The scheme would see the reclamation of 1.3km of disused railway line in the heart of Camden into a new public park and garden walk, linking the world-renowned Camden Market with the newly developed cultural quarter at King’s Cross.
The 8 metre high, 18 metre wide railway line originally formed part of the North London Railway, which ceased operation in the 1920s. The main line has been revived as part of the Overground’s North London Line, live infrastructure that must remain unaffected by the proposed Highline parkway that will cross 8 roads on 7 existing bridges from Kentish Town Road to York Way, emerging into the vibrant King’s Cross redevelopment.
The public garden, will aim to echo iconic schemes such as Seoullo 7017 in Seoul and the New York High Line, will provide much needed green space to the local area. Taking the parkway route will cut walking time between Camden and Kings Cross to just ten minutes and is expected to alleviate congestion on other popular pedestrian and cycle paths such as Regents Canal.

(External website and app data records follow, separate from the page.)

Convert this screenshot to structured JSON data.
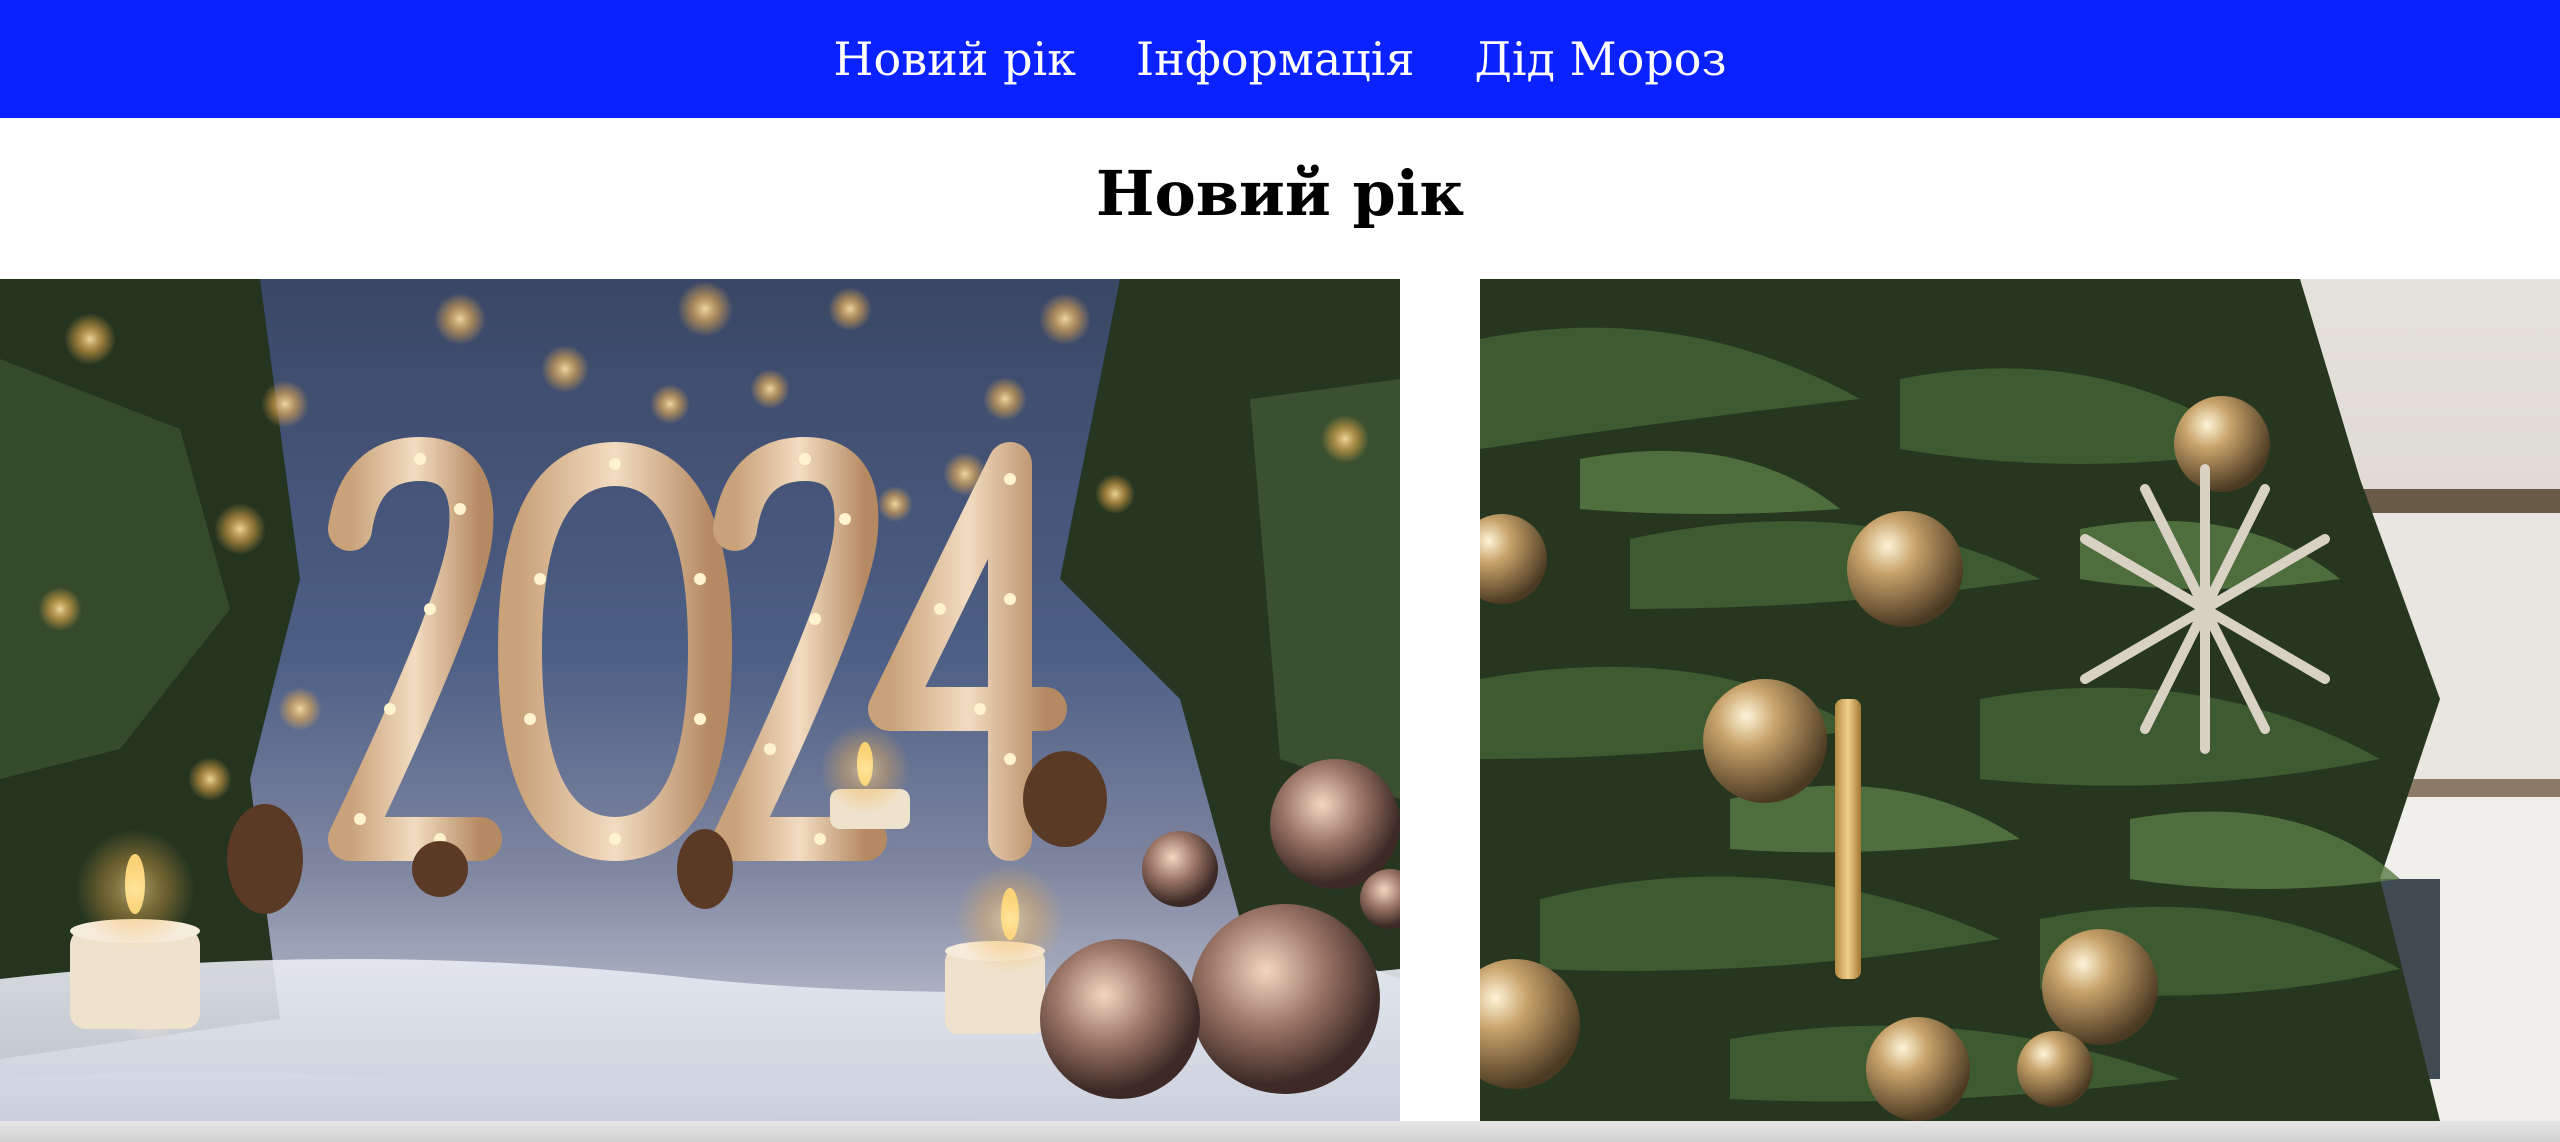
{
  "nav": {
    "items": [
      {
        "label": "Новий рік"
      },
      {
        "label": "Інформація"
      },
      {
        "label": "Дід Мороз"
      }
    ],
    "background": "#0a22ff"
  },
  "page": {
    "title": "Новий рік"
  },
  "gallery": {
    "images": [
      {
        "subject": "2024 illuminated marquee numbers with candles, pine cones and ornaments in snow",
        "sign_text": "2024"
      },
      {
        "subject": "decorated Christmas tree with gold baubles, a gold candle and a silver star ornament"
      }
    ]
  }
}
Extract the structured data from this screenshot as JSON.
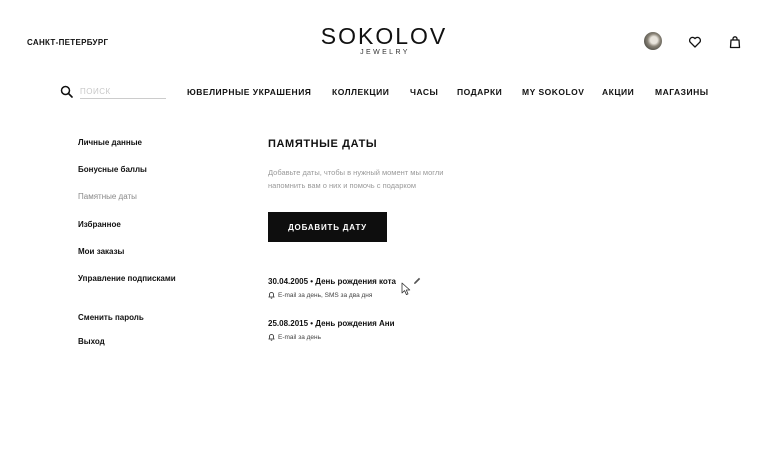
{
  "header": {
    "city": "САНКТ-ПЕТЕРБУРГ",
    "logo_main": "SOKOLOV",
    "logo_sub": "JEWELRY"
  },
  "search": {
    "placeholder": "ПОИСК"
  },
  "nav": {
    "items": [
      "ЮВЕЛИРНЫЕ УКРАШЕНИЯ",
      "КОЛЛЕКЦИИ",
      "ЧАСЫ",
      "ПОДАРКИ",
      "MY SOKOLOV",
      "АКЦИИ",
      "МАГАЗИНЫ"
    ]
  },
  "sidebar": {
    "items": [
      "Личные данные",
      "Бонусные баллы",
      "Памятные даты",
      "Избранное",
      "Мои заказы",
      "Управление подписками"
    ],
    "change_password": "Сменить пароль",
    "logout": "Выход",
    "active_item": "Памятные даты"
  },
  "main": {
    "title": "ПАМЯТНЫЕ ДАТЫ",
    "description_line1": "Добавьте даты, чтобы в нужный момент мы могли",
    "description_line2": "напомнить вам о них и помочь с подарком",
    "add_button": "ДОБАВИТЬ ДАТУ",
    "dates": [
      {
        "title": "30.04.2005 • День рождения кота",
        "notification": "E-mail за день, SMS за два дня"
      },
      {
        "title": "25.08.2015 • День рождения Ани",
        "notification": "E-mail за день"
      }
    ]
  },
  "icons": [
    "avatar",
    "heart-icon",
    "bag-icon",
    "search-icon",
    "edit-pencil-icon",
    "bell-icon",
    "mouse-cursor-icon"
  ]
}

The Camden Highline project has advanced this far thanks to campaign group Camden Town Unlimited, a business improvement district that works to enhance the community of Camden as a place to work, live and visit. Since 2006 the organisation has led a range of initiatives and events, including streetscape improvements, lobbying, pop-ups, and green initiatives. CTU is known for transforming vacant and underused spaces for use by young entrepreneurs as part of the award-winning Camden Collective charity.
The abandoned railway line is the latest regeneration project for CTU, and has been backed wholeheartedly by locals keen to see the abandoned track revitalised into new, communal green space at the heart of their community. So much so that the feasibility study, now underway, was almost entirely crowdfunded by local people. £64,000 was raised for feasibility work to establish the condition of the existing infrastructure, the resources required to undertake the project, and timelines to completion.

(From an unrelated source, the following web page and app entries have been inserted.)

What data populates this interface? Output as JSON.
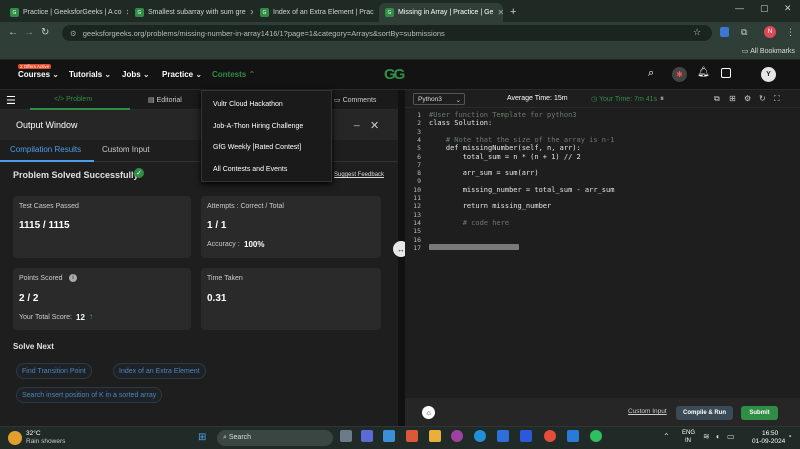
{
  "browser": {
    "tabs": [
      {
        "title": "Practice | GeeksforGeeks | A co",
        "active": false
      },
      {
        "title": "Smallest subarray with sum gre",
        "active": false
      },
      {
        "title": "Index of an Extra Element | Prac",
        "active": false
      },
      {
        "title": "Missing in Array | Practice | Ge",
        "active": true
      }
    ],
    "new_tab": "+",
    "url": "geeksforgeeks.org/problems/missing-number-in-array1416/1?page=1&category=Arrays&sortBy=submissions",
    "bookmarks": "All Bookmarks",
    "profile_letter": "N"
  },
  "nav": {
    "badge": "2 Offers Active",
    "courses": "Courses",
    "tutorials": "Tutorials",
    "jobs": "Jobs",
    "practice": "Practice",
    "contests": "Contests",
    "logo": "GG",
    "avatar": "Y"
  },
  "dropdown": [
    "Vultr Cloud Hackathon",
    "Job-A-Thon Hiring Challenge",
    "GfG Weekly [Rated Contest]",
    "All Contests and Events"
  ],
  "panel_tabs": {
    "problem": "Problem",
    "editorial": "Editorial",
    "comments": "Comments"
  },
  "output": {
    "title": "Output Window",
    "tab_results": "Compilation Results",
    "tab_custom": "Custom Input",
    "status": "Problem Solved Successfully",
    "feedback": "Suggest Feedback",
    "tests_label": "Test Cases Passed",
    "tests_value": "1115 / 1115",
    "attempts_label": "Attempts : Correct / Total",
    "attempts_value": "1 / 1",
    "accuracy_label": "Accuracy :",
    "accuracy_value": "100%",
    "points_label": "Points Scored",
    "points_value": "2 / 2",
    "score_label": "Your Total Score:",
    "score_value": "12",
    "time_label": "Time Taken",
    "time_value": "0.31",
    "solve_next": "Solve Next",
    "next": [
      "Find Transition Point",
      "Index of an Extra Element",
      "Search insert position of K in a sorted array"
    ]
  },
  "editor": {
    "language": "Python3",
    "avg_time": "Average Time: 15m",
    "your_time": "Your Time: 7m 41s",
    "lines": [
      "#User function Template for python3",
      "class Solution:",
      "",
      "    # Note that the size of the array is n-1",
      "    def missingNumber(self, n, arr):",
      "        total_sum = n * (n + 1) // 2",
      "",
      "        arr_sum = sum(arr)",
      "",
      "        missing_number = total_sum - arr_sum",
      "",
      "        return missing_number",
      "",
      "        # code here",
      "",
      "",
      ""
    ],
    "custom_input": "Custom Input",
    "compile_run": "Compile & Run",
    "submit": "Submit"
  },
  "taskbar": {
    "temp": "32°C",
    "weather": "Rain showers",
    "search": "Search",
    "lang1": "ENG",
    "lang2": "IN",
    "time": "16:50",
    "date": "01-09-2024"
  }
}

The major potential obstacles to the scheme – apart from funding – are in the areas of engineering. As a result, Meinhardt’s input to the feasibility study is vital. Meinhardt started its work on the scheme by studying archives and historical maps to rebuild the history of the infrastructure and its impact on its surrounds. After that, satellite images and asset maps from Network Rail were used to develop a log of constraints. The team is working to put together a concept report that will outline possible solutions to mitigate or avoid constraints, and to establish the technical viability of the project.
Matthieu Roure and Dario Feliciangeli, who are part of the design team for the project, agree that “if you live in, or visit New York, the most fascinating part of the city is definitely the High Line. This scheme will add something unique to the London landscape in a highly sustainable way, and will be a real asset to Camden”. Dario, a specialist in bridge engineering, is delighted with Meinhardt’s appointment. “This is a completely distinctive project, and Meinhardt’s first infrastructure project in the London area. We very much hope to see it realised”.